Ramallah, October 27, 2020. The Al-Haq Center for Applied International Law has concluded its 6th International Law Summer School program for 2020. The Course ran for a period of two weeks beginning October 12th and ending on October 24th. It is important to mention that this is the first summer school program designed by the Al-Haq Center to run online. This year Al-Haq has decided to run the summer school using virtual platforms due to the travel restrictions imposed by Covid-19. This has also allowed Al-Haq to include participants that in normal situations would not have had the chance to visit Palestine due to travel restrictions imposed by the Israeli Occupying Authorities.

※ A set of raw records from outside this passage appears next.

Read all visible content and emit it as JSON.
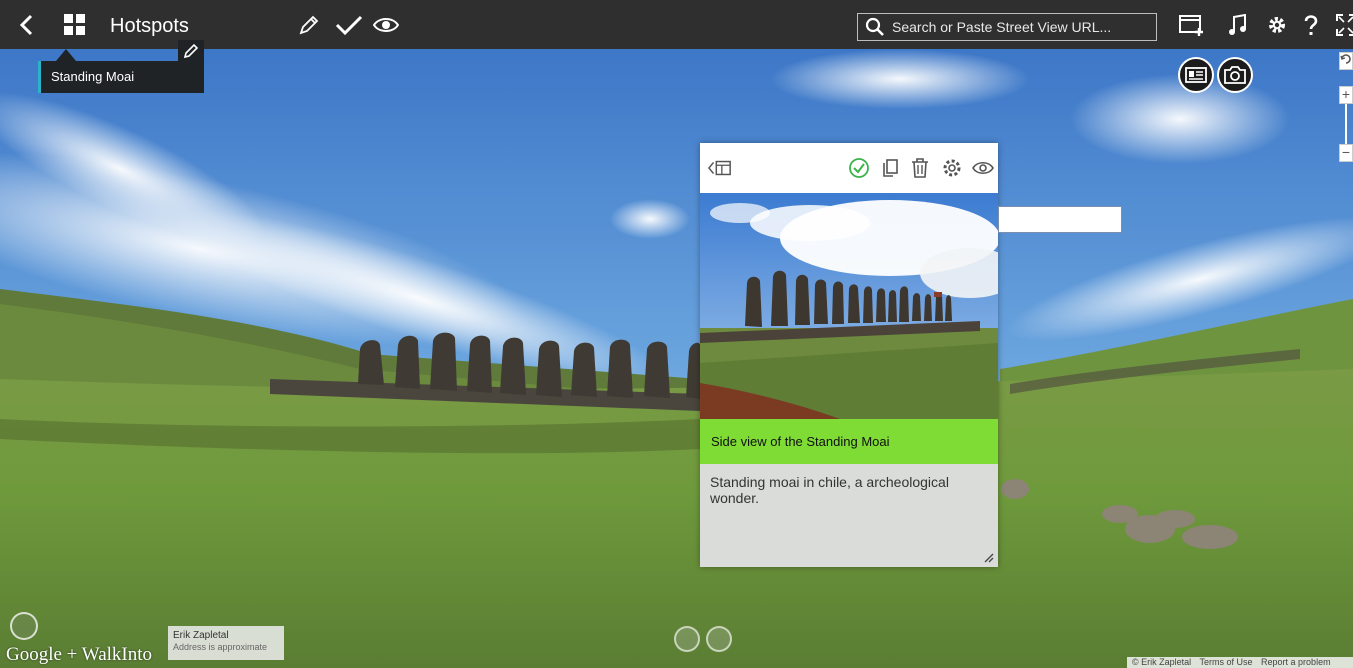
{
  "header": {
    "title": "Hotspots"
  },
  "search": {
    "placeholder": "Search or Paste Street View URL..."
  },
  "tooltip": {
    "label": "Standing Moai"
  },
  "card": {
    "title": "Side view of the Standing Moai",
    "description": "Standing moai in chile, a archeological wonder."
  },
  "attribution": {
    "author": "Erik Zapletal",
    "address_note": "Address is approximate"
  },
  "branding": {
    "logo_text": "Google + WalkInto"
  },
  "footer": {
    "copyright": "© Erik Zapletal",
    "terms": "Terms of Use",
    "report": "Report a problem"
  },
  "zoom": {
    "plus": "+",
    "minus": "−"
  },
  "colors": {
    "topbar": "#2f2f2f",
    "accent_green": "#7fdc35",
    "check_green": "#3cb34a",
    "tooltip_bg": "#1f2326",
    "tooltip_accent": "#2bb3c9"
  }
}
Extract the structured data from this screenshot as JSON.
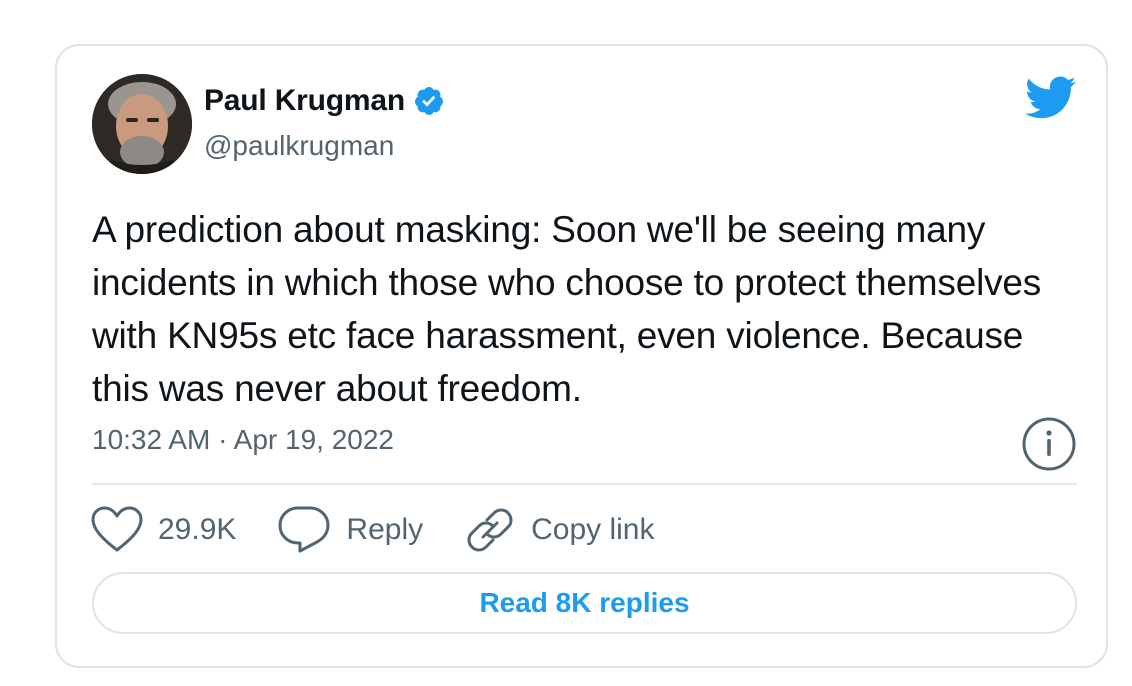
{
  "author": {
    "name": "Paul Krugman",
    "handle": "@paulkrugman",
    "verified": true
  },
  "tweet": {
    "text": "A prediction about masking: Soon we'll be seeing many incidents in which those who choose to protect themselves with KN95s etc face harassment, even violence. Because this was never about freedom.",
    "timestamp": "10:32 AM · Apr 19, 2022"
  },
  "actions": {
    "like_count": "29.9K",
    "reply_label": "Reply",
    "copy_link_label": "Copy link"
  },
  "read_replies_label": "Read 8K replies",
  "icons": {
    "brand": "twitter-bird-icon",
    "verified": "verified-badge-icon",
    "info": "info-icon",
    "like": "heart-icon",
    "reply": "speech-bubble-icon",
    "copy_link": "link-icon"
  },
  "colors": {
    "accent": "#1d9bf0",
    "text_primary": "#0f1419",
    "text_secondary": "#536471",
    "border": "#dfe3e7"
  }
}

This year’s program included 27 participants from 22 countries, many of whom are legal experts and scholars in the fields of international law and human rights. In the first week, participants joined sessions on the application of international law in the OPT, an introduction to the history of the Palestinian Question, IHL, the humanitarian situation in Gaza and the internal human rights situation in Palestine, Business and Human Rights and Pillage in the Palestinian context covered by members of the Al-Haq team and external partners. Addameer presented on the status of Palestinian prisoners inside Israeli prisons while Badil presented on the status of the Palestinian refugees. Dr. Susan Akram also presented on concept of Palestinians as stateless nationals.

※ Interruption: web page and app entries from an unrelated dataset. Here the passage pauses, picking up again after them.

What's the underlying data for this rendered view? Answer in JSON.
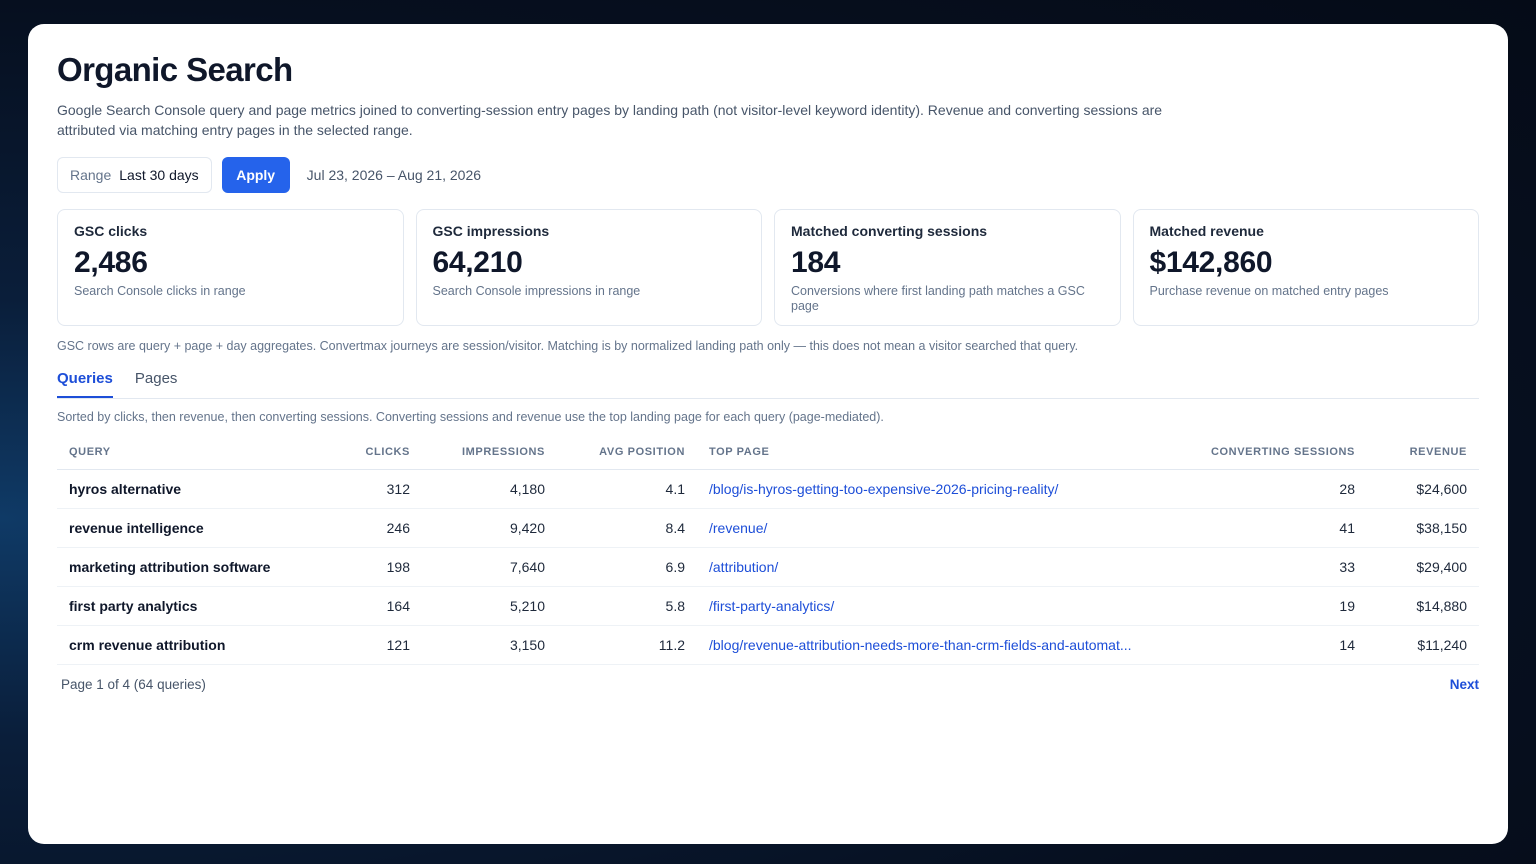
{
  "header": {
    "title": "Organic Search",
    "description": "Google Search Console query and page metrics joined to converting-session entry pages by landing path (not visitor-level keyword identity). Revenue and converting sessions are attributed via matching entry pages in the selected range."
  },
  "controls": {
    "range_label": "Range",
    "range_value": "Last 30 days",
    "apply_label": "Apply",
    "date_range": "Jul 23, 2026 – Aug 21, 2026"
  },
  "kpis": [
    {
      "label": "GSC clicks",
      "value": "2,486",
      "note": "Search Console clicks in range"
    },
    {
      "label": "GSC impressions",
      "value": "64,210",
      "note": "Search Console impressions in range"
    },
    {
      "label": "Matched converting sessions",
      "value": "184",
      "note": "Conversions where first landing path matches a GSC page"
    },
    {
      "label": "Matched revenue",
      "value": "$142,860",
      "note": "Purchase revenue on matched entry pages"
    }
  ],
  "footnote": "GSC rows are query + page + day aggregates. Convertmax journeys are session/visitor. Matching is by normalized landing path only — this does not mean a visitor searched that query.",
  "tabs": [
    {
      "label": "Queries",
      "active": true
    },
    {
      "label": "Pages",
      "active": false
    }
  ],
  "sort_note": "Sorted by clicks, then revenue, then converting sessions. Converting sessions and revenue use the top landing page for each query (page-mediated).",
  "table": {
    "columns": [
      "Query",
      "Clicks",
      "Impressions",
      "Avg position",
      "Top page",
      "Converting sessions",
      "Revenue"
    ],
    "rows": [
      [
        "hyros alternative",
        "312",
        "4,180",
        "4.1",
        "/blog/is-hyros-getting-too-expensive-2026-pricing-reality/",
        "28",
        "$24,600"
      ],
      [
        "revenue intelligence",
        "246",
        "9,420",
        "8.4",
        "/revenue/",
        "41",
        "$38,150"
      ],
      [
        "marketing attribution software",
        "198",
        "7,640",
        "6.9",
        "/attribution/",
        "33",
        "$29,400"
      ],
      [
        "first party analytics",
        "164",
        "5,210",
        "5.8",
        "/first-party-analytics/",
        "19",
        "$14,880"
      ],
      [
        "crm revenue attribution",
        "121",
        "3,150",
        "11.2",
        "/blog/revenue-attribution-needs-more-than-crm-fields-and-automat...",
        "14",
        "$11,240"
      ]
    ]
  },
  "pager": {
    "info": "Page 1 of 4 (64 queries)",
    "next_label": "Next"
  }
}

In the second week, participants engaged in a number of discussion on the application of the Apartheid framework on Palestine, the State of Palestine’s efforts for insuring accountability for crimes committed against the Palestinian people presented by Assistant Minister for Multilateral affairs Ambassador Ammar Hijazi of MoFA, a virtual field visit on Jerusalem presented by Grassroots Al Quds, Queer realities in Palestine and the status of Palestinian women living under occupation. The second week also included presentations on the Palestinian Nakba, the historic depopulation of Palestinian villages presented by Omar Al Ghubari from Zochrot, and the rights of the Palestinian citizens of Israel presented by Mohammad Zeidan from Nazareth, a virtual field visit to Hebron conducted by Al-Haq’s field researcher in Hebron. They also took part in several discussions on shrinking space and the challenges faced by human rights groups in the context of work under occupation and third state responsibilities in international law towards the Palestinian people and the constant denial of the right to self-determination by the Israeli occupying power.
Participants in the course found the program to be of great benefit, especially for Internationals interested in doing advocacy on Palestine. In particular, they enjoyed the diversity of themes covered in the program and the level of organization and structure put into the program. They also shared their interest in visiting Palestine and further expanding their cooperation with human rights groups and organizations working on the Palestinian struggle for freedom in challenging Israel’s colonial policies and developments in the region.